    • Produced by anterior pituitary
    • Increases testosterone production by Leydig cells

    • GnRH—gonadotropic releasing hormone
    • Hypothalamic hormone that controls release of anterior pituitary hormones (LH and FSH)

    • Once the Sertoli function is developed, testosterone alone will maintain spermatogenesis
    • The yield of spermatozoa is increased if FSH is present
  27. Sperm cell differentiation
    spermatocyte --> spermatid --> sperm --> released from sertoli cell
  28. List the target organs for testosterone
    • o Seminal vesicles—provides fructose rich liquid which is 60% semen volume. Sperm use fructose as energy source.
    • o Muscle—increased muscle mass.
    • o Bone—length of bone determined by estrogen (converted via aromatase)
    • o Prostate
    • o Libido
  29. List the target organs for DHT
  30. o Testosterone to DHT through 5 alpha reductase.
    • o More potent than testosterone.
    • o Drives the secondary sex characteristics in men.
    • o Most important for external virilization and secondary sex characteristics.
    • o Drives growth of prostate.
    • o Other organs: adrenal glands, hair follicles, testes
    • o Causes male pattern baldness—promotes hair loss from scalp.
  31. Male oral contraceptives
  32. o If exogenous testosterone is given, we down regulate the axis and will not make sperm. It takes the sperm 90 days to get through the epididymis, so it will take 90 days to lose sperm. It will reverse if the oral contraceptives are removed, but it will take at least another 90 days to get counts back up. 100million sperm per 5mL is considered infertile, and it is nearly impossible to get the system to reverse above 100 million.

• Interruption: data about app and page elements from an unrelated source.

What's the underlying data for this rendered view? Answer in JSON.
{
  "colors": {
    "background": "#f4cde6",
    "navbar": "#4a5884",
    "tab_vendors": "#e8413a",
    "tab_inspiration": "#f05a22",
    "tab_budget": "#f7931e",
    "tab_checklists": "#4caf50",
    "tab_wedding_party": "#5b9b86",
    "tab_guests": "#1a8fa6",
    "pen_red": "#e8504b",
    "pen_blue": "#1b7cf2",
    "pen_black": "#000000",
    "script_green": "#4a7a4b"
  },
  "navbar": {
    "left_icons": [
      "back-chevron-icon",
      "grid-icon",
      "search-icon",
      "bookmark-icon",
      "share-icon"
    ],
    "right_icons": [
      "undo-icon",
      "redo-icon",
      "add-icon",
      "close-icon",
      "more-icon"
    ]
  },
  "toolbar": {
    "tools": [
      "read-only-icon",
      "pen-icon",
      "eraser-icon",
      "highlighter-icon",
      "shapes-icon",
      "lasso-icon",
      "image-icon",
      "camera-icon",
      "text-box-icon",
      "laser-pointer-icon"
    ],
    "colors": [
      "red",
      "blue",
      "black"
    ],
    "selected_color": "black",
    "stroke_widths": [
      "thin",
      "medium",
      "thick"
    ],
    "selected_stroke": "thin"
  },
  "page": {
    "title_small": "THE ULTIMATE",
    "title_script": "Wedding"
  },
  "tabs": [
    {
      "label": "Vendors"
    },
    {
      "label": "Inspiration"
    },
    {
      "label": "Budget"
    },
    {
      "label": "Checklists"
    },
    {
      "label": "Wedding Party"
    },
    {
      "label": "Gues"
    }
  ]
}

This contraceptive will also cause him to begin to grow breast tissue, testes to shrink, etc.
  33. Sertoli Cells
    so hyptothalmus --> GnRH --> Anteritory pituitary --> FSH and LH

    • teste-blood barrier - protecting sperm from immune system
    • androgen binding protein - on surface of sertoli cells - allow developing sperm to see high concentrations of testosterone --> bind testosterone to the ABP
    • inhibin - feedback in a negative manner to regulate FSH
    • convert testosterone to estrogen (estradiol) --> bind testosterone to the ABP (presenting very high conc. of testoerone to sperm)

    FSH --> sertoli cell (in seminiferous tubules)
  34. Leydig cells
    so hyptothalmus --> GnRH --> Anteritory pituitary --> FSH and LH

    LH --> Leydig cells -->

    • testosterone - made locally and acts in a paracrine manor which is bound to ABP --> so giving testosterone exogenous to male does not give them this function
    • testosterone - also enters into blood stream and in negative feedback manner to regulate LH and FSH and also GnRH (long neg. feedback loop)

    DHT - high octane from testoerone which is a conversion (testosteorne --> DHT) this is done by 5 alpha reductase (enzyme) --> DHT drives all of the secondary sex characteristics (beard, deep voice, etc)

    so exogenous testosterone --> testes shrink and prostate grows
  35. Sperm Production
    • FSH requires to initiate sperm differentiation
    • # of sperm depends on how many sertoli cells and frquency of ejaculation

    testosterone needed for maturation of sperm

    maturation and storage in epididymus - 90 days to complete

    capacitation - requires contact with female oviduct epithelium
Card Set
Physio 5 reproductive notes
reproductive notes